Some final tips on keeping costs down
One thing I’ve been asked several times since our holidays, is how we kept the costs down, seeing how Sweden, and Scandinavia in general, is known for being expensive. Our biggest expense was the accommodation – we opted for an Airbnb apartment, and we paid just under 1200 Euros for 9 nights. Ouch. But we did chose to stay as close to the city centre as possible and we also didn’t book that far in advance. If you plan well in advance and/or choose to stay a little bit further out, you can find apartments for a family of four at around 80 – 100 Euros per night. And Gothenburg is serviced by budget airline Air Berlin, so we got cheap flights to balance things out.
Because we were so central, we walked almost everywhere.

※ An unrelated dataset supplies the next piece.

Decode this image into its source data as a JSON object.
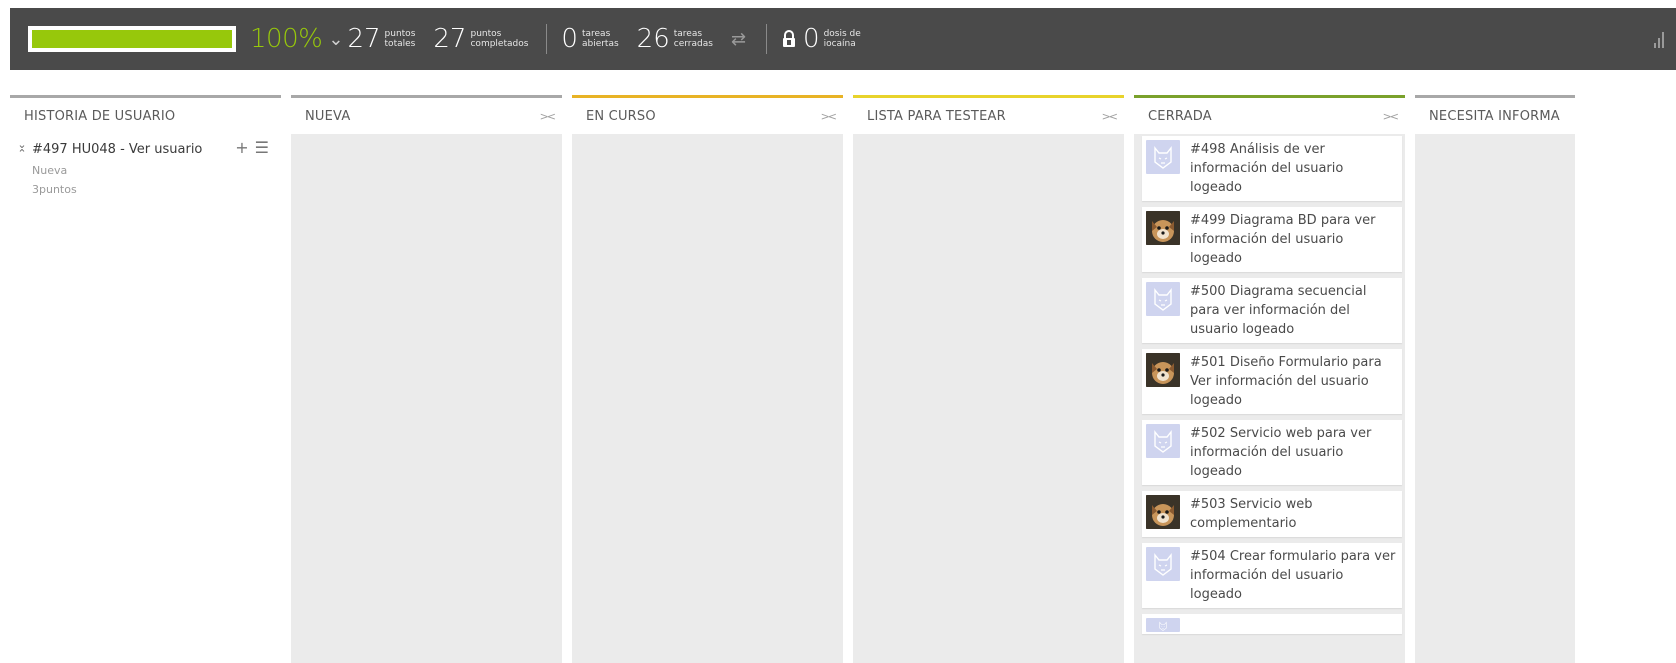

The little one was in his stroller anyway, and the 5 year old coped admirably. We only took the tram on two occasions, once going to Slottskogen because we didn’t want to start our day trip with a tired out kid (we walked back because it was mostly down hill), and the other time going to and from the Sjöfartsmuseet, because it was just too far out to walk. But since Gothenburg is such a compact city, and also relatively pleasant to walk around since traffic isn’t too heavy, we saved heaps by just going everywhere on foot.

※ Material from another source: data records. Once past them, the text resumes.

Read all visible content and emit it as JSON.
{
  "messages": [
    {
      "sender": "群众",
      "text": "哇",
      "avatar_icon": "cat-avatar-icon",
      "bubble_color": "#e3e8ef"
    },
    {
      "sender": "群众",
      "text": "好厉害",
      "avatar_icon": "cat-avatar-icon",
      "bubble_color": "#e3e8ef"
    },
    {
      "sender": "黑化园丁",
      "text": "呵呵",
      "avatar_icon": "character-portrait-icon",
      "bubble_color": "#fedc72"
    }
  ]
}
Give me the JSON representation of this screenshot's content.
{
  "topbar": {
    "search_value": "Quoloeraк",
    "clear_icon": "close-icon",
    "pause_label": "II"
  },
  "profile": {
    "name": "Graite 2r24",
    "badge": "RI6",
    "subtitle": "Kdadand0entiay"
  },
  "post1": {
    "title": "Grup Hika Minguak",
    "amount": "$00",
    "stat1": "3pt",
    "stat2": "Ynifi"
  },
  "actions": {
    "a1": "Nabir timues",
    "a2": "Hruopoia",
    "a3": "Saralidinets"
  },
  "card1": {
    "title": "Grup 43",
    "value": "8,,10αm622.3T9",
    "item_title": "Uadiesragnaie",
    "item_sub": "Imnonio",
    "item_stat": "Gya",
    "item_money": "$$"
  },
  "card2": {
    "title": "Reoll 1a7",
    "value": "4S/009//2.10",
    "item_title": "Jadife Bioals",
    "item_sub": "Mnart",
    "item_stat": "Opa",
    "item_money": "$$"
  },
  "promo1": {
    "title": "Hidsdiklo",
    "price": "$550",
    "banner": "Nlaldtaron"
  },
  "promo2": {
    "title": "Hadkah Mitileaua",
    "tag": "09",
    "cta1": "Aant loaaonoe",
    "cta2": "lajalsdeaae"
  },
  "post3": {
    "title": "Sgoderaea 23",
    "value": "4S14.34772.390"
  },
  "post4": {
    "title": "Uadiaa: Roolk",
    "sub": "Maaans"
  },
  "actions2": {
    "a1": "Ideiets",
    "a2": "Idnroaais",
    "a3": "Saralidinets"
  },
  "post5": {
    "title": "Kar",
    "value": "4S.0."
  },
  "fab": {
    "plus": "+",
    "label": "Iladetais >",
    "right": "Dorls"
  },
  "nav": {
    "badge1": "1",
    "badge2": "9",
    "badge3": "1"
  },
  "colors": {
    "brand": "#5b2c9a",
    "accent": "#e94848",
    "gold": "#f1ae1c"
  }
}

Another way we kept costs down, was on food. We self catered, doing a big shop at a nearby discount supermarket when we arrived, and then smaller top up shops during the week. So we had breakfast and dinner every day at the apartment, and for lunch we only ate out once, at Universeum. The rest of the time we packed ourselves a big picnic to keep us going, especially once we realised the museums all had picnic areas. And on our day trip to Slottskogen it was even nice enough to have our lunch outside in the park (with a random bouncy castle for added entertainment!). We treated ourselves to coffee/ hot chocolate, and the occasional cake for afternoon tea on some days, but that cost much less than a full meal for four people. So by not falling in to the trap of paying for expensive meals out everyday, we saved quite a bit.
And, finally, we chose wisely when planning what activities to do. Gothenburg has so much to offer, we were spoilt for choice, so we limited ourselves to choosing just one of the pricier attractions, and the rest of the time opting for things that were either free (e.g. Världskulturmuseet and the Palm House) or like the museum card which gave us entry to five different museums for less than 10 Euros for the whole family in total. And when the weather was sunny and dry, we made a beeline for the nearest fabulous park or playground – of which there are many in Gothenburg – which was completely free. We had wisely packed waterproof trousers for both boys, so that we could go out to play even if things were still a bit wet after any rainfall.
Depending on what you plan to see and do, the Gothenburg City Card may also be an option for you. It gives you free admission to lots of museums, sights, excursions, the Liseberg amusement park, and parking and travel with trams, buses and boats are also included. You can choose between a 24 hours, 48 hours and 72 hours card. Given that we weren’t planning on using public transport much, and most of the things we wanted to see were free anyway or cost very little, the card was not worth it for us, but if you have a different itinerary in mind it may be worth looking in to.
For anyone not as fond of walking as we are, this overview tells you everything you need to know about getting around Gothenburg by but, tram or boat >> Getting Around Town